## What to do
Write out all of the entries exactly, please.

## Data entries
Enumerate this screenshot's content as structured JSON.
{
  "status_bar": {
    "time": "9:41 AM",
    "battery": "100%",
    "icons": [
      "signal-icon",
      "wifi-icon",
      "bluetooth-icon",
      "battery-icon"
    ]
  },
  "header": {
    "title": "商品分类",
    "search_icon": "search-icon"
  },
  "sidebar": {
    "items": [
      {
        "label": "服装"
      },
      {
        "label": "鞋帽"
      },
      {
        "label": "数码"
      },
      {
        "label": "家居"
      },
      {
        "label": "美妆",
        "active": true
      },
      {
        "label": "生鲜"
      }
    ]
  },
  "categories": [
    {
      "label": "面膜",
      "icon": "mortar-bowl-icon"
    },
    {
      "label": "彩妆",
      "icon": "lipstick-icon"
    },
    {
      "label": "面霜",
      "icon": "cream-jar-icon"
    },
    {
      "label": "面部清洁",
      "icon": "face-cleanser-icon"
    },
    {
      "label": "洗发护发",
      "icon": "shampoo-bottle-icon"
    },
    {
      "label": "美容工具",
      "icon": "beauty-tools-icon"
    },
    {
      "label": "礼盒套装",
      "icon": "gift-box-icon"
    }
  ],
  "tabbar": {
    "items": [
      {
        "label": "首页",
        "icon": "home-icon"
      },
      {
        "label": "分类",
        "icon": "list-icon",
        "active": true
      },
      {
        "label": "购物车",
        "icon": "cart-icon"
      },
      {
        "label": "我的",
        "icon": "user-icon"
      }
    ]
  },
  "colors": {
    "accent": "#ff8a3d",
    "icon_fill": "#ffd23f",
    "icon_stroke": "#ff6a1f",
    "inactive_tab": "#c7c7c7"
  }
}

## Written solution
Enumerate this screenshot's content as structured JSON.
{
  "status_bar": {
    "time": "9:41 AM",
    "battery": "100%",
    "icons": [
      "signal-icon",
      "wifi-icon",
      "bluetooth-icon",
      "battery-icon"
    ]
  },
  "header": {
    "title": "商品分类",
    "search_icon": "search-icon"
  },
  "sidebar": {
    "items": [
      {
        "label": "服装"
      },
      {
        "label": "鞋帽"
      },
      {
        "label": "数码"
      },
      {
        "label": "家居"
      },
      {
        "label": "美妆",
        "active": true
      },
      {
        "label": "生鲜"
      }
    ]
  },
  "categories": [
    {
      "label": "面膜",
      "icon": "mortar-bowl-icon"
    },
    {
      "label": "彩妆",
      "icon": "lipstick-icon"
    },
    {
      "label": "面霜",
      "icon": "cream-jar-icon"
    },
    {
      "label": "面部清洁",
      "icon": "face-cleanser-icon"
    },
    {
      "label": "洗发护发",
      "icon": "shampoo-bottle-icon"
    },
    {
      "label": "美容工具",
      "icon": "beauty-tools-icon"
    },
    {
      "label": "礼盒套装",
      "icon": "gift-box-icon"
    }
  ],
  "tabbar": {
    "items": [
      {
        "label": "首页",
        "icon": "home-icon"
      },
      {
        "label": "分类",
        "icon": "list-icon",
        "active": true
      },
      {
        "label": "购物车",
        "icon": "cart-icon"
      },
      {
        "label": "我的",
        "icon": "user-icon"
      }
    ]
  },
  "colors": {
    "accent": "#ff8a3d",
    "icon_fill": "#ffd23f",
    "icon_stroke": "#ff6a1f",
    "inactive_tab": "#c7c7c7"
  }
}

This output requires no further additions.